Joint shadow report to UN CRPD Committee

Disability Rights International (DRI) and a coalition of women, children and disability rights organizations –the “Colectivo Chuhcan” A.C., EQUIS Justice for Women A.C. (EQUIS), Information Group on Elected Reproduction (GIRE), Transversal, Action on the Rights of People with Disabilities A.C. and the Mexico Children’s Rights Network (REDIM), submitted a report to the United Nations Committee on the Rights of Persons with Disabilities for the Committee (CRPD Committee).

The CRPD Committee will evaluate Mexico to determine whether it is protecting and guaranteeing the rights of persons with disabilities in the country. However, the coalition found that persons with disabilities in Mexico are segregated and abused in institutions; suffer violence in family and in community settings; are discriminated at work, at school and in their families; cannot exercise their right to legal capacity under Mexican law; and cannot access justice.

Persons with disabilities are detained in highly dangerous institutions and may remain there for life. There is an estimated 140,000 children in institutions across the country, where they are abused and raised without the opportunity to establish any permanent family bonds. In institutions, this population faces the risk of death, torture, use of isolation rooms, physical restraints, sexual and physical abuse and forced sterilizations. They cannot report abuses and cannot access justice. “Children are dying in institutions and are subjected to daily abuse, this needs to stop now” said Priscila Rodriguez, DRI’s Associate Director.

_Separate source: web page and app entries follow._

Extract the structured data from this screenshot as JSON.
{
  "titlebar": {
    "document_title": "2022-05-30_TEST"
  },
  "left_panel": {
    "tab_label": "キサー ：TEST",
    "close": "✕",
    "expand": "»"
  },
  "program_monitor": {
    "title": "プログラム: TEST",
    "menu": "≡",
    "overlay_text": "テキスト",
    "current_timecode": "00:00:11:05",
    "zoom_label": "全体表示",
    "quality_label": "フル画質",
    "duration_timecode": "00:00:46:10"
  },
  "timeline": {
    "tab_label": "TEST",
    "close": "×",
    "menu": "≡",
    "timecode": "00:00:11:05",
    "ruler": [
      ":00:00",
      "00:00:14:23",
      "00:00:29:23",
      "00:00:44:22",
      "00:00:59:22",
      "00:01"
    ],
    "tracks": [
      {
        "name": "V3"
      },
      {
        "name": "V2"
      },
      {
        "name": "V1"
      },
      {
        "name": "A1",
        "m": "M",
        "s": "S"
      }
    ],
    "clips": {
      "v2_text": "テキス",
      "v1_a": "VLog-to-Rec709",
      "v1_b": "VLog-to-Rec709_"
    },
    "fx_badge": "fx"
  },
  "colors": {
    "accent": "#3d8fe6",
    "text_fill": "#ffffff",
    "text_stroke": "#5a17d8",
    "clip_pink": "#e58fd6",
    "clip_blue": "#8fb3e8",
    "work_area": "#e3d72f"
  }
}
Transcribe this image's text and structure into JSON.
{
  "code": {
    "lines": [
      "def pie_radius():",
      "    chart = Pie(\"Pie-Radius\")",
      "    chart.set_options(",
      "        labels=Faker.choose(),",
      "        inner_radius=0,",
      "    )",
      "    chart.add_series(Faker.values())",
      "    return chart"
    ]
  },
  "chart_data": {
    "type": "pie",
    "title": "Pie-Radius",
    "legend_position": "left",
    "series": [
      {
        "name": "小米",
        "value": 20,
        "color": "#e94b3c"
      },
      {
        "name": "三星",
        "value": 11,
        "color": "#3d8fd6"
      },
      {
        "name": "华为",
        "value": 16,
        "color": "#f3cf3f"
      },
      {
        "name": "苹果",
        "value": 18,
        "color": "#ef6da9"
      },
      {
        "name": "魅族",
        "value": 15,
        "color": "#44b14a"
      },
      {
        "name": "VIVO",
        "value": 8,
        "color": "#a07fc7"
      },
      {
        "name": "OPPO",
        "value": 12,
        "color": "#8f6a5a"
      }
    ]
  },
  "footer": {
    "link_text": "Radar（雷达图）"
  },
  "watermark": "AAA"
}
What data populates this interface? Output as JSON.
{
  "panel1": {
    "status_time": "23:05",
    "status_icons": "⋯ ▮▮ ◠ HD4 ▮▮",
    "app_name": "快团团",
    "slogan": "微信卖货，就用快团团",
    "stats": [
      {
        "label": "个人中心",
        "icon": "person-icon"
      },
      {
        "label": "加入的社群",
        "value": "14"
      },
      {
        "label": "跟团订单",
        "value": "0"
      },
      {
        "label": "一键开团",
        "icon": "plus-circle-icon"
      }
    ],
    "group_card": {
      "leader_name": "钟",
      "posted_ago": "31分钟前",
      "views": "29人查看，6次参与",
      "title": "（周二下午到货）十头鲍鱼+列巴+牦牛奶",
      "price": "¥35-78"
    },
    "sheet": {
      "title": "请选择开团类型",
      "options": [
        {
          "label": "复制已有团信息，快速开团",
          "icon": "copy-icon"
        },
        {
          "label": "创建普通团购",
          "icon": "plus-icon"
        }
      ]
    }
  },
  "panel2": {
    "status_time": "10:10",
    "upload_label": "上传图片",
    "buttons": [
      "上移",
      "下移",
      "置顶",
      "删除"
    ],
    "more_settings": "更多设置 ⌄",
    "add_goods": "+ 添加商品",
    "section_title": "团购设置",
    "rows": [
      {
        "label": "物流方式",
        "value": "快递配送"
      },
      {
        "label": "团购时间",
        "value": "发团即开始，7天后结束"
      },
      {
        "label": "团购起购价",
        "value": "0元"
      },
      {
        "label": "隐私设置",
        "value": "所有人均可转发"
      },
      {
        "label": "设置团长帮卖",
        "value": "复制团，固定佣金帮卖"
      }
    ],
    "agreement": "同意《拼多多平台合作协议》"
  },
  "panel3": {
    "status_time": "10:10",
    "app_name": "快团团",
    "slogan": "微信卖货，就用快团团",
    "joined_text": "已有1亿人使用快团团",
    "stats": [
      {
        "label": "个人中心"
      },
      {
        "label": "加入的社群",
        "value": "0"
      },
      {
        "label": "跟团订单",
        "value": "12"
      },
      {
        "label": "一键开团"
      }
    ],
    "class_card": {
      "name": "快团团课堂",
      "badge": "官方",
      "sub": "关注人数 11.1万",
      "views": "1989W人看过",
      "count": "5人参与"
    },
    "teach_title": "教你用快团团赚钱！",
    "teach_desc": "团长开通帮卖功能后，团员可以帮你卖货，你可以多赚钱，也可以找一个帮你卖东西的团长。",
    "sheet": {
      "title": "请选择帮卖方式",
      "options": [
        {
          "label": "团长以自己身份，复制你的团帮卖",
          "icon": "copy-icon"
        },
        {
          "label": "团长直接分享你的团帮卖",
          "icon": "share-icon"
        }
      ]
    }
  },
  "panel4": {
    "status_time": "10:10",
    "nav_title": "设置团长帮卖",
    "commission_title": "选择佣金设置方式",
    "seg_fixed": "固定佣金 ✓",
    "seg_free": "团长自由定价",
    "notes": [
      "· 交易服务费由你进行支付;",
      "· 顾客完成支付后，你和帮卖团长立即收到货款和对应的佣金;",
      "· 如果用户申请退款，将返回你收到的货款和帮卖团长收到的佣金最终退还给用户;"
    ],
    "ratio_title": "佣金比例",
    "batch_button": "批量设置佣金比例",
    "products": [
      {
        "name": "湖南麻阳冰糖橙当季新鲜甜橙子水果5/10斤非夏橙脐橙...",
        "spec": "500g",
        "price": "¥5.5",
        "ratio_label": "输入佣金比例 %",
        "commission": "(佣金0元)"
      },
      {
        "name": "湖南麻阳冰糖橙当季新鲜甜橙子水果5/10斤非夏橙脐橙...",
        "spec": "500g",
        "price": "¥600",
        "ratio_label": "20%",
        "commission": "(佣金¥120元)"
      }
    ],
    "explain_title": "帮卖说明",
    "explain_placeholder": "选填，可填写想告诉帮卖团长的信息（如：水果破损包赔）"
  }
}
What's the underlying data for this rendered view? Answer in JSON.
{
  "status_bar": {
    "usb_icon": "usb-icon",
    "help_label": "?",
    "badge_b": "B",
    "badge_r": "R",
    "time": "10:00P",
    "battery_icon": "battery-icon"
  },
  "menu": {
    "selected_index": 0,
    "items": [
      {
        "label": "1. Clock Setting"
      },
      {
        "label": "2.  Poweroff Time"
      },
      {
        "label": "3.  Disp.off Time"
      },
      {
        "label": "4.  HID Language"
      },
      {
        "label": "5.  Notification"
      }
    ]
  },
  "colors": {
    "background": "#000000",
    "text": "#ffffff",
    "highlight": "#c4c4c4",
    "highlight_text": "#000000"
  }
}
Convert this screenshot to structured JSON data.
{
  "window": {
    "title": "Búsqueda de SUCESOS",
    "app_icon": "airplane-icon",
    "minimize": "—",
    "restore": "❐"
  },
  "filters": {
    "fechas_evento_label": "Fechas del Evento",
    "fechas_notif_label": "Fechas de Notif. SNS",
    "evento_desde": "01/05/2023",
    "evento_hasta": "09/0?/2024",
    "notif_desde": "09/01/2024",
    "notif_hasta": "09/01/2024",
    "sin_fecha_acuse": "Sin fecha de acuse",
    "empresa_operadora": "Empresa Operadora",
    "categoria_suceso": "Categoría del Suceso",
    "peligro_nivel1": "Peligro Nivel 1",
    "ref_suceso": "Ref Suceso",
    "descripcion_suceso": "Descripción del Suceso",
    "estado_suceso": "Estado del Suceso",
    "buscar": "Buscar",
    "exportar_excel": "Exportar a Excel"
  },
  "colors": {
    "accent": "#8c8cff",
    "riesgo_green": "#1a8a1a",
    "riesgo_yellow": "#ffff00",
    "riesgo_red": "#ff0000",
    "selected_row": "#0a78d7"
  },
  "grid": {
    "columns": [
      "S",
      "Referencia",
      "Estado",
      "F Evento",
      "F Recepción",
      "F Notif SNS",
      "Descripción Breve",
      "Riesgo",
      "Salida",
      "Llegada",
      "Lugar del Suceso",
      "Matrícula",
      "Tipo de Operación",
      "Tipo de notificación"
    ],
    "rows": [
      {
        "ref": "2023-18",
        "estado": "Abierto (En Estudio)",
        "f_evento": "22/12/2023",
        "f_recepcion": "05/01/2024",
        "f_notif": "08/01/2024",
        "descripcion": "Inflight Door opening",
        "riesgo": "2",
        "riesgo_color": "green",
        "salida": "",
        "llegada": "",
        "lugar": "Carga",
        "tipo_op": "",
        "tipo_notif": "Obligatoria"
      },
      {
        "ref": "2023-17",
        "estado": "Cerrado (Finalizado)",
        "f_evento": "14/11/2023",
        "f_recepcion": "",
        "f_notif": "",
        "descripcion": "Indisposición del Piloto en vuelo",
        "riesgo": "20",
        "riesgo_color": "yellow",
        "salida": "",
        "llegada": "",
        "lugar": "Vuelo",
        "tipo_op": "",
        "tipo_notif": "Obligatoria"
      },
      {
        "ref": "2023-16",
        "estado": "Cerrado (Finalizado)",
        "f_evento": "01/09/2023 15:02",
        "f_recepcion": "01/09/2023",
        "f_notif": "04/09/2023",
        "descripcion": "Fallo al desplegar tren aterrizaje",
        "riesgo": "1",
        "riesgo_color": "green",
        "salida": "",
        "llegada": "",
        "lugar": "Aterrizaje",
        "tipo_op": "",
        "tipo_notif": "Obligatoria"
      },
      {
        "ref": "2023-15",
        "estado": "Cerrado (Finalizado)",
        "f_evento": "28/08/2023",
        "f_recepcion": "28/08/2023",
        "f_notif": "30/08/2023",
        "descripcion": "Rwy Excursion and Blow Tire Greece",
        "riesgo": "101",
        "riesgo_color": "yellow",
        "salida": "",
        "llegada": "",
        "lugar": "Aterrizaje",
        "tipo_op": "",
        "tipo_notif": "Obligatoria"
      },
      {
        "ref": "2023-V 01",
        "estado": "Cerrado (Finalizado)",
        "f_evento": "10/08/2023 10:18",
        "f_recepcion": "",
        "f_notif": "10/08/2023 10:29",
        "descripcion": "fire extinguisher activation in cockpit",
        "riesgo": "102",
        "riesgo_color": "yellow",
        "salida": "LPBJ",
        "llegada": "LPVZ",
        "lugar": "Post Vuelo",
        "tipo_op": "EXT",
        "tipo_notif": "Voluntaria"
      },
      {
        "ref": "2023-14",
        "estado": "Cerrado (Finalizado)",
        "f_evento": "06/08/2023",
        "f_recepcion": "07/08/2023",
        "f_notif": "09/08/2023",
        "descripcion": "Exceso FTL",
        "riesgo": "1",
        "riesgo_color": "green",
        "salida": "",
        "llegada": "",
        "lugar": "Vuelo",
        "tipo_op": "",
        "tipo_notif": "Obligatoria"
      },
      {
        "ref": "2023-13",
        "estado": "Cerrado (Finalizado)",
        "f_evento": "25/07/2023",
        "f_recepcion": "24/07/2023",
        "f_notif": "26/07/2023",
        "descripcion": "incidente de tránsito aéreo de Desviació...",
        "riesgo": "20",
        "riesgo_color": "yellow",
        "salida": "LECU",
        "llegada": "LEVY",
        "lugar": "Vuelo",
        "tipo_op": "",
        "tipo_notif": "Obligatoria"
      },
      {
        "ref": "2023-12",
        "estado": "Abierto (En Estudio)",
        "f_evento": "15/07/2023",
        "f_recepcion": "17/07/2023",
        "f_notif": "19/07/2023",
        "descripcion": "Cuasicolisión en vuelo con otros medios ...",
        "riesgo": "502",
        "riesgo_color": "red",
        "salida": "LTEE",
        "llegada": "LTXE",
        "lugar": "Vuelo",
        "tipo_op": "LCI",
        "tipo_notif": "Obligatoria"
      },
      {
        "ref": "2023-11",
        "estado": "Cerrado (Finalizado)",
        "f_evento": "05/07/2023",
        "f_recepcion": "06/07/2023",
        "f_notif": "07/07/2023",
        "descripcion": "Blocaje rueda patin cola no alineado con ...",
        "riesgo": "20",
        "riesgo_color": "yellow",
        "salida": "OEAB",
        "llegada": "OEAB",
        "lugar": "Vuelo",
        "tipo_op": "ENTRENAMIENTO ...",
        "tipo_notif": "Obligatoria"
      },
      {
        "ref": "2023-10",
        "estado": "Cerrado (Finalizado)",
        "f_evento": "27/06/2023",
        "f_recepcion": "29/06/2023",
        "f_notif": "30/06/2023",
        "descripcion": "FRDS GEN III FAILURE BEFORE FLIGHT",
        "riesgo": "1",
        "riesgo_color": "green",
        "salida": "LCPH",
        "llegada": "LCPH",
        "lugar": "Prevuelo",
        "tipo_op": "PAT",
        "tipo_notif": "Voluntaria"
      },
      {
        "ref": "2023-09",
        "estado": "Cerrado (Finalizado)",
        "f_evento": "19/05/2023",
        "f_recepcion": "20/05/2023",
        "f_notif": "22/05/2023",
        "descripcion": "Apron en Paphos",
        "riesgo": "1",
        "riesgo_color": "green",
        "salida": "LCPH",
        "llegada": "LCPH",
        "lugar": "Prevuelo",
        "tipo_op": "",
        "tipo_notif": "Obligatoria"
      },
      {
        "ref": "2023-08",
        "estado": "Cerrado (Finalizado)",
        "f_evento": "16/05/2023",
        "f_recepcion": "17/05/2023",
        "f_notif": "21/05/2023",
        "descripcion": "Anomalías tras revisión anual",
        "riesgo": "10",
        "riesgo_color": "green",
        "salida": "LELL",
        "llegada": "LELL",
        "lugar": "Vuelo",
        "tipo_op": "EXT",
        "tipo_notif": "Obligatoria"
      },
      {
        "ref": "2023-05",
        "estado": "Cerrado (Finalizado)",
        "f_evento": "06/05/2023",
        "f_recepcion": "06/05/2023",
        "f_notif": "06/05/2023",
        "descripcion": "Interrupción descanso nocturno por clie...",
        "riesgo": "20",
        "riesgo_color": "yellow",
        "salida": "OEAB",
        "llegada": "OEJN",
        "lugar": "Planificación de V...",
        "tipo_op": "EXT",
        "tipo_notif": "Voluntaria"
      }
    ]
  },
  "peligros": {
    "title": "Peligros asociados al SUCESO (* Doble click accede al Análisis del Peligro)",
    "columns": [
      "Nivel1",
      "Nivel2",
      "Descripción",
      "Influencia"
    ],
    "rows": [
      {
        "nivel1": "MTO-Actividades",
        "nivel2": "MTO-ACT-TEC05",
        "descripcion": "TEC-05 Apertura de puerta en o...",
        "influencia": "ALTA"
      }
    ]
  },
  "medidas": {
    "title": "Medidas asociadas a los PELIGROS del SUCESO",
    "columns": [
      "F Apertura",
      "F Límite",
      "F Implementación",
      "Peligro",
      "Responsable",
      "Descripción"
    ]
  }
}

The coalition called on Mexico to take immediate action to stop abuses against people with disabilities across the country. Disability Rights International demanded that the government stops the torture and institutionalization of thousands of children and adults, to make sure that they return to the community –and children to families- and to create the services and supports this population needs to live productive lives in the community.

Read the report on DRI's website here.